That being said, our new 3D mold print design should solve that problem. The new design is to print the mold into two separate halves. That will allow us to line the inside of our mold with cellophane so when we pour the PDMS, it should not be able to seep through.

We also wanted to test a new novel idea at dissolving the 3D printer polymer. We placed a piece of scrap polymer and PDMS into a beaker of DRAINO and allowed it to sit. We did the same thing with 3M NaOH, and acrylic liquid weld instead of DRAINO to compare how each would affect the scrap polymer and PDMS from the time of now till next lab. After 20 minutes the acrylic liquid weld almost completely dissolved the polymer. By 25 minutes it was completely gone and the pdms was still the same as it was before.

Displaying IMG_1916.JPG
Acrylic Liquid Weld

Our goal for the rest of the day is to complete set up for our 2D assay. We printed 6 wax paper starbursts (2 replicates) and placed parafilm and solid ypd onto each. We then inoculated the yeast and put the wax papers in petri dishes and then it all went into a ziplock bag with wet paper towels to prevent drying out. The plan is to incubate every starburst and check growth on Monday.

Optical density of yeast today :  .5413 SAK1

Optical density of yeast today: .7345 TOS3

Optical density of yeast today: Unknown Wild Type


Lab Post #19 (10/31/16)

Today we checked upon our starburst and discovered that the yeast had dried out. We infer that the long period of time had caused the water to evaporate which did not allow for any observable yeast growth. We plan to repeat the process of making the starburst in the same environment, but for a shorter period of time that will not dry out the yeast.
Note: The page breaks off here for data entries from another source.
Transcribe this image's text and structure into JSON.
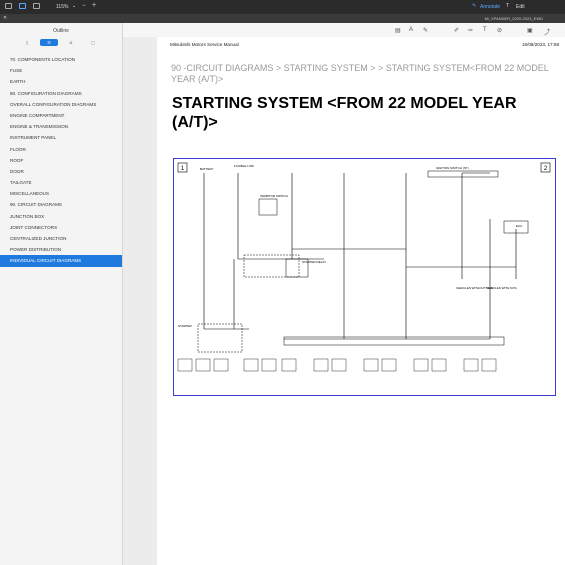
{
  "toolbar": {
    "zoom": "115%",
    "annotate_label": "Annotate",
    "edit_label": "Edit"
  },
  "document": {
    "file_name": "Mi_XPANDER_2020-2023_EWD"
  },
  "sidebar": {
    "title": "Outline",
    "items": [
      {
        "label": "70. COMPONENTS LOCATION"
      },
      {
        "label": "FUSE"
      },
      {
        "label": "EARTH"
      },
      {
        "label": "80. CONFIGURATION DIAGRAMS"
      },
      {
        "label": "OVERALL CONFIGURATION DIAGRAMS"
      },
      {
        "label": "ENGINE COMPARTMENT"
      },
      {
        "label": "ENGINE & TRANSMISSION"
      },
      {
        "label": "INSTRUMENT PANEL"
      },
      {
        "label": "FLOOR"
      },
      {
        "label": "ROOF"
      },
      {
        "label": "DOOR"
      },
      {
        "label": "TAILGATE"
      },
      {
        "label": "MISCELLANEOUS"
      },
      {
        "label": "90. CIRCUIT DIAGRAMS"
      },
      {
        "label": "JUNCTION BOX"
      },
      {
        "label": "JOINT CONNECTORS"
      },
      {
        "label": "CENTRALIZED JUNCTION"
      },
      {
        "label": "POWER DISTRIBUTION"
      },
      {
        "label": "INDIVIDUAL CIRCUIT DIAGRAMS"
      }
    ]
  },
  "page": {
    "header_left": "Mitsubishi Motors Service Manual",
    "header_right": "16/08/2023, 17:58",
    "breadcrumb": "90 -CIRCUIT DIAGRAMS > STARTING SYSTEM > > STARTING SYSTEM<FROM 22 MODEL YEAR (A/T)>",
    "title": "STARTING SYSTEM <FROM 22 MODEL YEAR (A/T)>"
  },
  "diagram": {
    "page_left": "1",
    "page_right": "2",
    "labels": {
      "battery": "BATTERY",
      "fusible_link": "FUSIBLE LINK",
      "ignition_switch": "IGNITION SWITCH (ST)",
      "starter": "STARTER",
      "starter_relay": "STARTER RELAY",
      "inhibitor_switch": "INHIBITOR SWITCH",
      "ecu": "ECU",
      "vehicles_without_kos": "VEHICLES WITHOUT KOS",
      "vehicles_with_kos": "VEHICLES WITH KOS"
    }
  }
}
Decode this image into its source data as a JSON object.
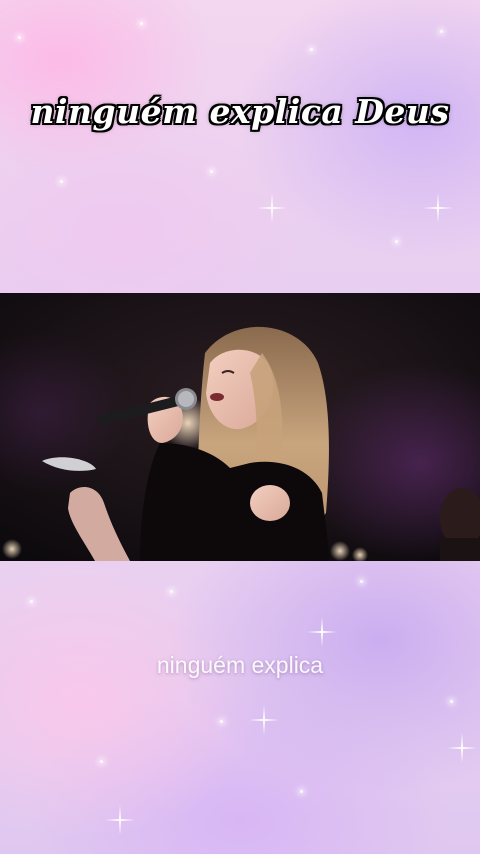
{
  "overlay": {
    "title": "ninguém explica Deus",
    "caption": "ninguém explica"
  },
  "video": {
    "description_icon": "singer-with-microphone-scene"
  },
  "colors": {
    "title_text": "#ffffff",
    "title_outline": "#000000",
    "caption_text": "#ffffff",
    "background_pink": "#f3d6ef",
    "background_lavender": "#dfc8f0",
    "video_dark": "#0c0a0d"
  }
}
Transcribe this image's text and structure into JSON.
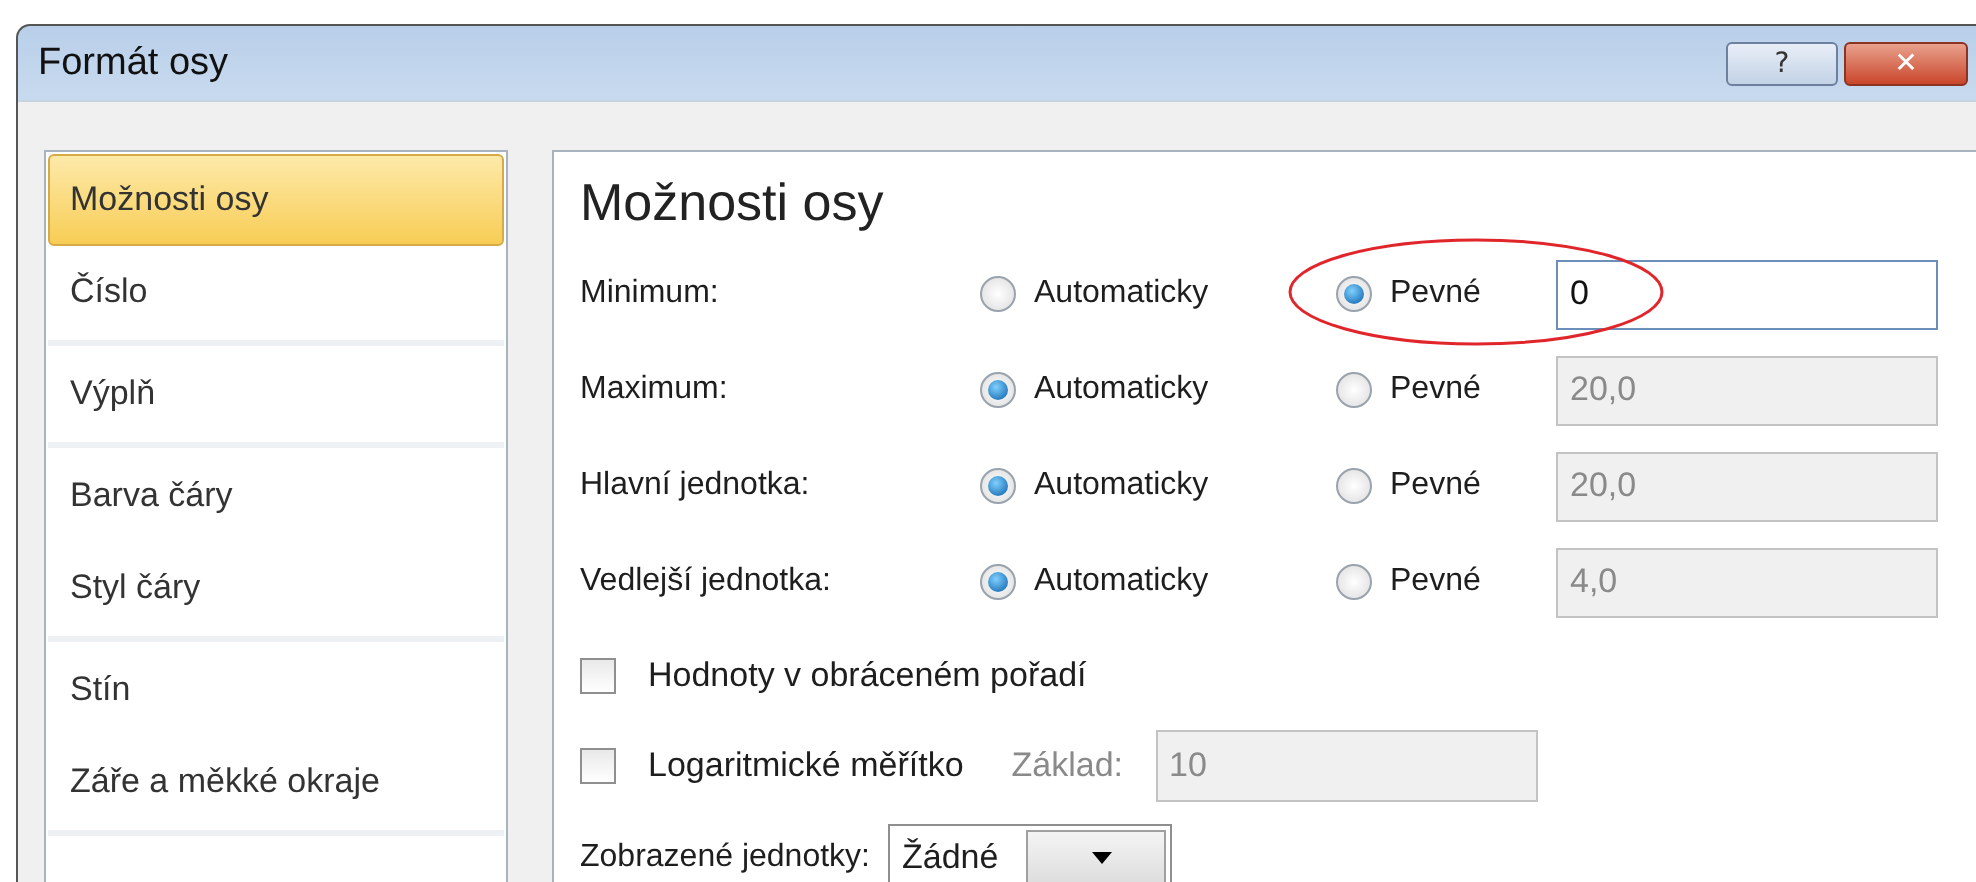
{
  "window": {
    "title": "Formát osy",
    "help_button": "?",
    "close_button": "✕"
  },
  "sidebar": {
    "items": [
      {
        "label": "Možnosti osy",
        "selected": true,
        "divider_after": false
      },
      {
        "label": "Číslo",
        "selected": false,
        "divider_after": true
      },
      {
        "label": "Výplň",
        "selected": false,
        "divider_after": true
      },
      {
        "label": "Barva čáry",
        "selected": false,
        "divider_after": false
      },
      {
        "label": "Styl čáry",
        "selected": false,
        "divider_after": true
      },
      {
        "label": "Stín",
        "selected": false,
        "divider_after": false
      },
      {
        "label": "Záře a měkké okraje",
        "selected": false,
        "divider_after": true
      }
    ]
  },
  "panel": {
    "heading": "Možnosti osy",
    "rows": [
      {
        "label": "Minimum:",
        "options": [
          {
            "label": "Automaticky",
            "selected": false
          },
          {
            "label": "Pevné",
            "selected": true
          }
        ],
        "field": {
          "value": "0",
          "disabled": false,
          "focused": true
        }
      },
      {
        "label": "Maximum:",
        "options": [
          {
            "label": "Automaticky",
            "selected": true
          },
          {
            "label": "Pevné",
            "selected": false
          }
        ],
        "field": {
          "value": "20,0",
          "disabled": true,
          "focused": false
        }
      },
      {
        "label": "Hlavní jednotka:",
        "options": [
          {
            "label": "Automaticky",
            "selected": true
          },
          {
            "label": "Pevné",
            "selected": false
          }
        ],
        "field": {
          "value": "20,0",
          "disabled": true,
          "focused": false
        }
      },
      {
        "label": "Vedlejší jednotka:",
        "options": [
          {
            "label": "Automaticky",
            "selected": true
          },
          {
            "label": "Pevné",
            "selected": false
          }
        ],
        "field": {
          "value": "4,0",
          "disabled": true,
          "focused": false
        }
      }
    ],
    "checkboxes": [
      {
        "label": "Hodnoty v obráceném pořadí",
        "checked": false
      },
      {
        "label": "Logaritmické měřítko",
        "checked": false,
        "base_label": "Základ:",
        "base_value": "10",
        "base_disabled": true
      }
    ],
    "units": {
      "label": "Zobrazené jednotky:",
      "value": "Žádné"
    }
  }
}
We also printed out our 3D-models and used acetone to smoothen the surface of our 3D-printed manometers. Furthermore, we poured PDMS into our mold.